__Excerpted data__:
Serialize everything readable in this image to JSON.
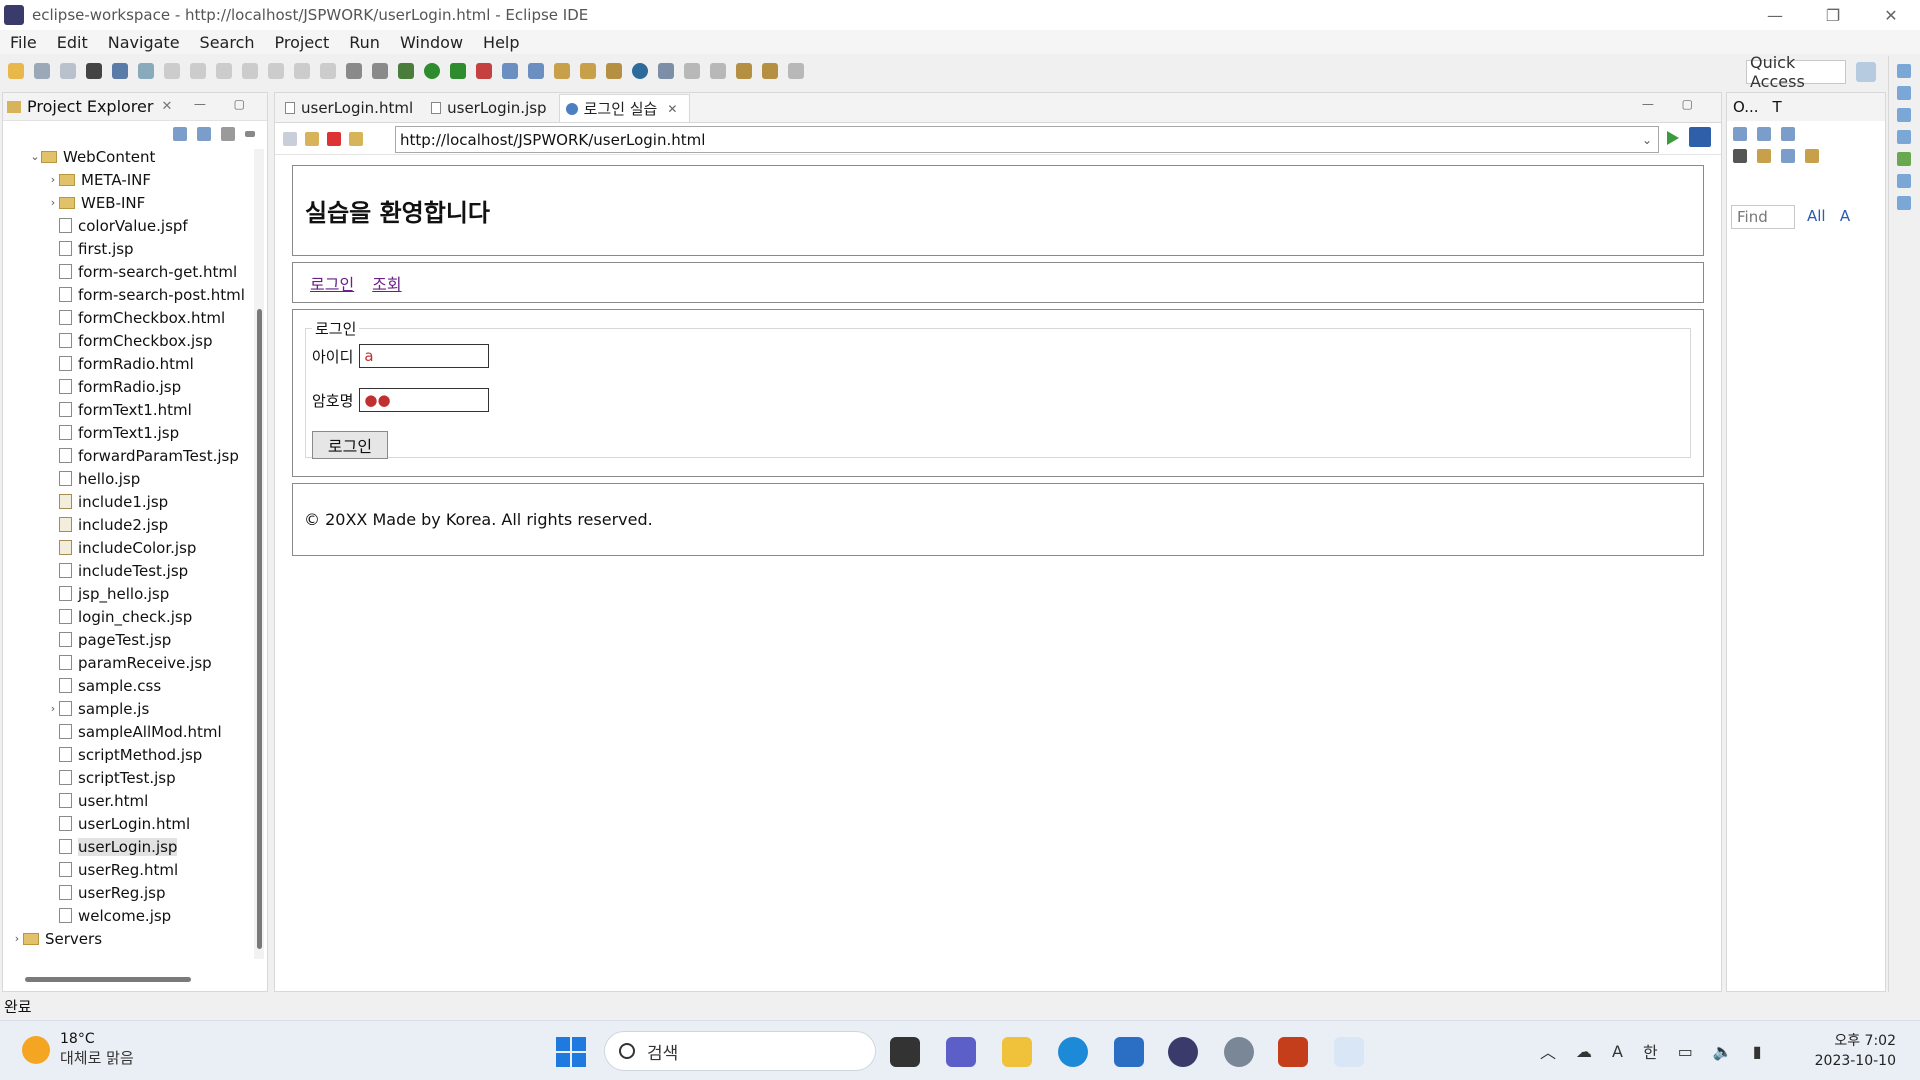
{
  "window": {
    "title": "eclipse-workspace - http://localhost/JSPWORK/userLogin.html - Eclipse IDE",
    "controls": [
      "—",
      "❐",
      "✕"
    ]
  },
  "menu": [
    "File",
    "Edit",
    "Navigate",
    "Search",
    "Project",
    "Run",
    "Window",
    "Help"
  ],
  "toolbar": {
    "quick_access": "Quick Access"
  },
  "project_explorer": {
    "title": "Project Explorer",
    "close": "✕",
    "items": [
      {
        "label": "WebContent",
        "type": "folder",
        "arrow": "⌄",
        "indent": 1
      },
      {
        "label": "META-INF",
        "type": "folder",
        "arrow": "›",
        "indent": 2
      },
      {
        "label": "WEB-INF",
        "type": "folder",
        "arrow": "›",
        "indent": 2
      },
      {
        "label": "colorValue.jspf",
        "type": "file",
        "indent": 2
      },
      {
        "label": "first.jsp",
        "type": "file",
        "indent": 2
      },
      {
        "label": "form-search-get.html",
        "type": "file",
        "indent": 2
      },
      {
        "label": "form-search-post.html",
        "type": "file",
        "indent": 2
      },
      {
        "label": "formCheckbox.html",
        "type": "file",
        "indent": 2
      },
      {
        "label": "formCheckbox.jsp",
        "type": "file",
        "indent": 2
      },
      {
        "label": "formRadio.html",
        "type": "file",
        "indent": 2
      },
      {
        "label": "formRadio.jsp",
        "type": "file",
        "indent": 2
      },
      {
        "label": "formText1.html",
        "type": "file",
        "indent": 2
      },
      {
        "label": "formText1.jsp",
        "type": "file",
        "indent": 2
      },
      {
        "label": "forwardParamTest.jsp",
        "type": "file",
        "indent": 2
      },
      {
        "label": "hello.jsp",
        "type": "file",
        "indent": 2
      },
      {
        "label": "include1.jsp",
        "type": "jsp",
        "indent": 2
      },
      {
        "label": "include2.jsp",
        "type": "jsp",
        "indent": 2
      },
      {
        "label": "includeColor.jsp",
        "type": "jsp",
        "indent": 2
      },
      {
        "label": "includeTest.jsp",
        "type": "file",
        "indent": 2
      },
      {
        "label": "jsp_hello.jsp",
        "type": "file",
        "indent": 2
      },
      {
        "label": "login_check.jsp",
        "type": "file",
        "indent": 2
      },
      {
        "label": "pageTest.jsp",
        "type": "file",
        "indent": 2
      },
      {
        "label": "paramReceive.jsp",
        "type": "file",
        "indent": 2
      },
      {
        "label": "sample.css",
        "type": "file",
        "indent": 2
      },
      {
        "label": "sample.js",
        "type": "file",
        "arrow": "›",
        "indent": 2
      },
      {
        "label": "sampleAllMod.html",
        "type": "file",
        "indent": 2
      },
      {
        "label": "scriptMethod.jsp",
        "type": "file",
        "indent": 2
      },
      {
        "label": "scriptTest.jsp",
        "type": "file",
        "indent": 2
      },
      {
        "label": "user.html",
        "type": "file",
        "indent": 2
      },
      {
        "label": "userLogin.html",
        "type": "file",
        "indent": 2
      },
      {
        "label": "userLogin.jsp",
        "type": "file",
        "indent": 2,
        "selected": true
      },
      {
        "label": "userReg.html",
        "type": "file",
        "indent": 2
      },
      {
        "label": "userReg.jsp",
        "type": "file",
        "indent": 2
      },
      {
        "label": "welcome.jsp",
        "type": "file",
        "indent": 2
      },
      {
        "label": "Servers",
        "type": "folder",
        "arrow": "›",
        "indent": 0
      }
    ]
  },
  "editor": {
    "tabs": [
      {
        "label": "userLogin.html",
        "kind": "file"
      },
      {
        "label": "userLogin.jsp",
        "kind": "file"
      },
      {
        "label": "로그인 실습",
        "kind": "browser",
        "active": true,
        "close": "✕"
      }
    ],
    "url": "http://localhost/JSPWORK/userLogin.html"
  },
  "webpage": {
    "heading": "실습을 환영합니다",
    "nav_links": [
      "로그인",
      "조회"
    ],
    "legend": "로그인",
    "id_label": "아이디",
    "id_value": "a",
    "pw_label": "암호명",
    "pw_value": "●●",
    "submit": "로그인",
    "footer": "© 20XX Made by Korea. All rights reserved."
  },
  "outline": {
    "tabs": [
      "O...",
      "T"
    ],
    "find_placeholder": "Find",
    "links": [
      "All",
      "A"
    ]
  },
  "status": {
    "text": "완료"
  },
  "taskbar": {
    "temp": "18°C",
    "weather": "대체로 맑음",
    "search": "검색",
    "tray_lang": "한",
    "tray_font": "A",
    "time": "오후 7:02",
    "date": "2023-10-10"
  },
  "colors": {
    "link_visited": "#6b1f8a",
    "accent_blue": "#1f7ae0",
    "input_text_red": "#c03030"
  }
}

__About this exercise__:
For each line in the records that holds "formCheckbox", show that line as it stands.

__Your response__:
        "label": "formCheckbox.html",
        "label": "formCheckbox.jsp",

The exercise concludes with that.